REQUIRED WORK: Please restate the entries below word for word, leaving out any pictures.

GIVEN RECORDS:

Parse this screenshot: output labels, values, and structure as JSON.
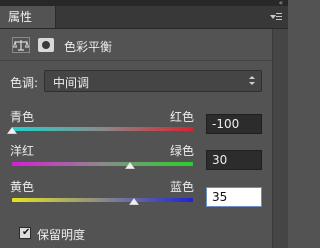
{
  "panel": {
    "tab_label": "属性",
    "collapse_glyph": "«"
  },
  "header": {
    "title": "色彩平衡",
    "adjustment_icon": "balance-scale-icon",
    "mask_icon": "layer-mask-icon"
  },
  "tone": {
    "label": "色调:",
    "value": "中间调"
  },
  "sliders": [
    {
      "left_label": "青色",
      "right_label": "红色",
      "value": "-100",
      "level": -100
    },
    {
      "left_label": "洋红",
      "right_label": "绿色",
      "value": "30",
      "level": 30
    },
    {
      "left_label": "黄色",
      "right_label": "蓝色",
      "value": "35",
      "level": 35
    }
  ],
  "preserve": {
    "label": "保留明度",
    "checked": true
  },
  "colors": {
    "panel_bg": "#535353",
    "cyan": "#1fd3d0",
    "red": "#d9232f",
    "magenta": "#d51fd5",
    "green": "#27d22a",
    "yellow": "#e4e41e",
    "blue": "#1f23d2"
  }
}
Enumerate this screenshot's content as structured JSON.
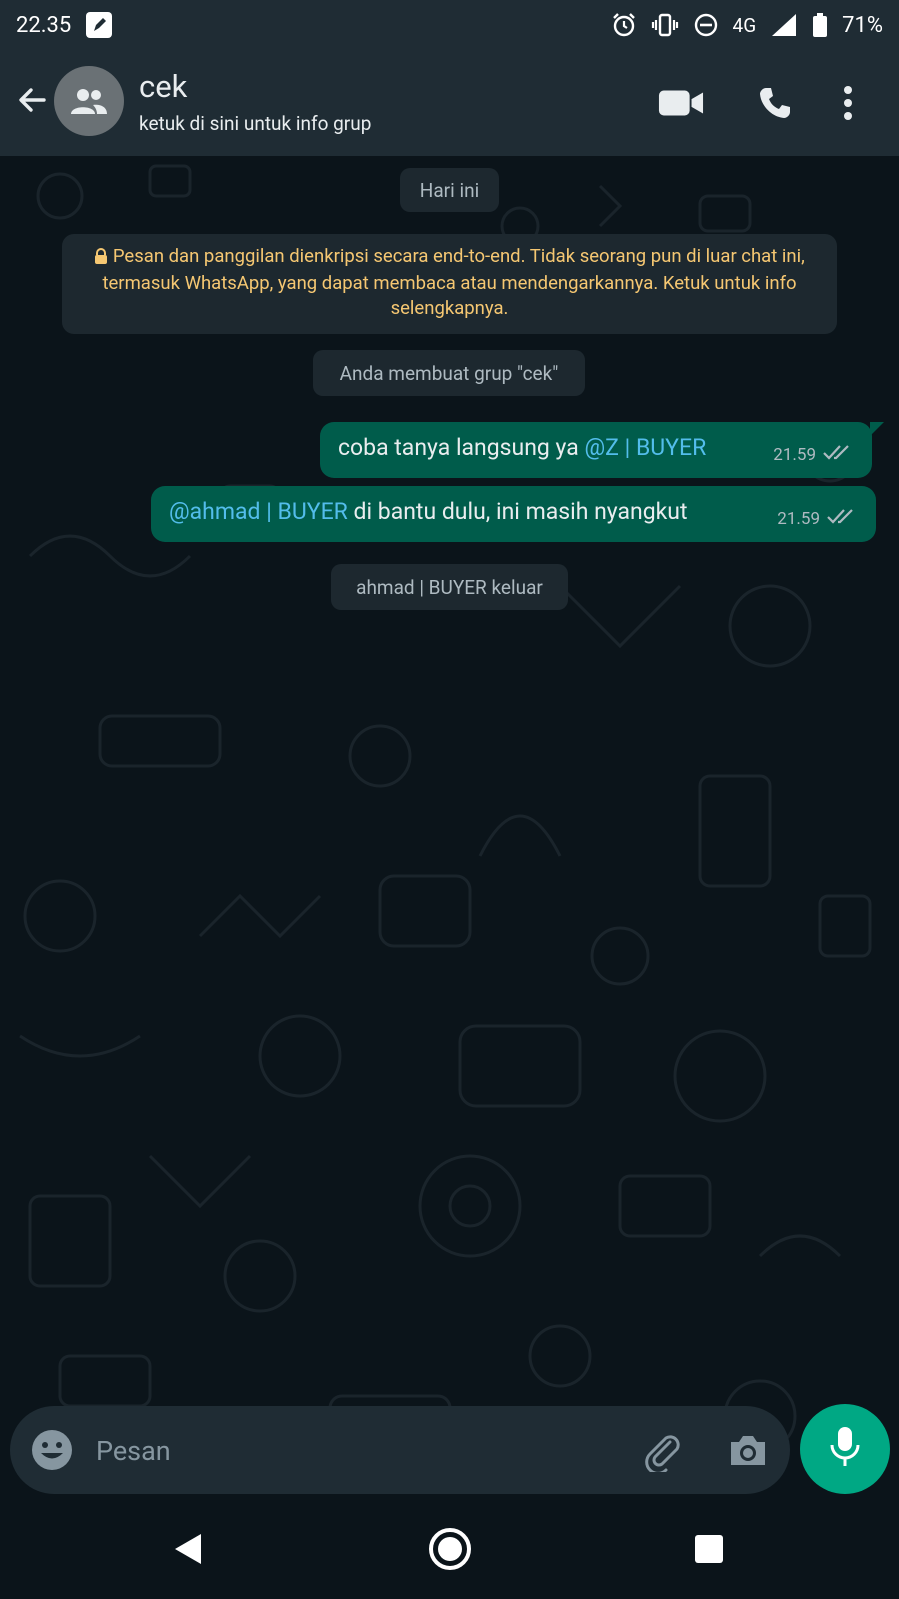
{
  "status_bar": {
    "time": "22.35",
    "network": "4G",
    "battery": "71%",
    "icons": [
      "edit-app-icon",
      "alarm-icon",
      "vibrate-icon",
      "do-not-disturb-icon",
      "signal-icon",
      "battery-icon"
    ]
  },
  "header": {
    "title": "cek",
    "subtitle": "ketuk di sini untuk info grup",
    "icons": [
      "back-arrow-icon",
      "group-avatar-icon",
      "video-call-icon",
      "phone-call-icon",
      "more-options-icon"
    ]
  },
  "chat": {
    "date_label": "Hari ini",
    "encryption_notice": "Pesan dan panggilan dienkripsi secara end-to-end. Tidak seorang pun di luar chat ini, termasuk WhatsApp, yang dapat membaca atau mendengarkannya. Ketuk untuk info selengkapnya.",
    "system_created": "Anda membuat grup \"cek\"",
    "messages": [
      {
        "text_before": "coba tanya langsung ya ",
        "mention": "@Z | BUYER",
        "text_after": "",
        "time": "21.59",
        "status": "double-check-icon"
      },
      {
        "text_before": "",
        "mention": "@ahmad | BUYER",
        "text_after": " di bantu dulu, ini masih nyangkut",
        "time": "21.59",
        "status": "double-check-icon"
      }
    ],
    "system_left": "ahmad | BUYER keluar"
  },
  "composer": {
    "placeholder": "Pesan",
    "value": "",
    "icons": [
      "emoji-icon",
      "attach-icon",
      "camera-icon",
      "mic-icon"
    ]
  },
  "colors": {
    "bar_bg": "#1f2c34",
    "chat_bg": "#0b141a",
    "outgoing_bubble": "#005c4b",
    "mention": "#53bdeb",
    "notice_text": "#f5c772",
    "accent": "#00a884"
  }
}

SOLUTION TO THIS EXERCISE:
Parse this screenshot: output labels, values, and structure as JSON.
{
  "panel": {
    "tab_label": "属性",
    "collapse_glyph": "«"
  },
  "header": {
    "title": "色彩平衡",
    "adjustment_icon": "balance-scale-icon",
    "mask_icon": "layer-mask-icon"
  },
  "tone": {
    "label": "色调:",
    "value": "中间调"
  },
  "sliders": [
    {
      "left_label": "青色",
      "right_label": "红色",
      "value": "-100",
      "level": -100
    },
    {
      "left_label": "洋红",
      "right_label": "绿色",
      "value": "30",
      "level": 30
    },
    {
      "left_label": "黄色",
      "right_label": "蓝色",
      "value": "35",
      "level": 35
    }
  ],
  "preserve": {
    "label": "保留明度",
    "checked": true
  },
  "colors": {
    "panel_bg": "#535353",
    "cyan": "#1fd3d0",
    "red": "#d9232f",
    "magenta": "#d51fd5",
    "green": "#27d22a",
    "yellow": "#e4e41e",
    "blue": "#1f23d2"
  }
}
Enumerate this screenshot's content as structured JSON.
{
  "status_bar": {
    "time": "22.35",
    "network": "4G",
    "battery": "71%",
    "icons": [
      "edit-app-icon",
      "alarm-icon",
      "vibrate-icon",
      "do-not-disturb-icon",
      "signal-icon",
      "battery-icon"
    ]
  },
  "header": {
    "title": "cek",
    "subtitle": "ketuk di sini untuk info grup",
    "icons": [
      "back-arrow-icon",
      "group-avatar-icon",
      "video-call-icon",
      "phone-call-icon",
      "more-options-icon"
    ]
  },
  "chat": {
    "date_label": "Hari ini",
    "encryption_notice": "Pesan dan panggilan dienkripsi secara end-to-end. Tidak seorang pun di luar chat ini, termasuk WhatsApp, yang dapat membaca atau mendengarkannya. Ketuk untuk info selengkapnya.",
    "system_created": "Anda membuat grup \"cek\"",
    "messages": [
      {
        "text_before": "coba tanya langsung ya ",
        "mention": "@Z | BUYER",
        "text_after": "",
        "time": "21.59",
        "status": "double-check-icon"
      },
      {
        "text_before": "",
        "mention": "@ahmad | BUYER",
        "text_after": " di bantu dulu, ini masih nyangkut",
        "time": "21.59",
        "status": "double-check-icon"
      }
    ],
    "system_left": "ahmad | BUYER keluar"
  },
  "composer": {
    "placeholder": "Pesan",
    "value": "",
    "icons": [
      "emoji-icon",
      "attach-icon",
      "camera-icon",
      "mic-icon"
    ]
  },
  "colors": {
    "bar_bg": "#1f2c34",
    "chat_bg": "#0b141a",
    "outgoing_bubble": "#005c4b",
    "mention": "#53bdeb",
    "notice_text": "#f5c772",
    "accent": "#00a884"
  }
}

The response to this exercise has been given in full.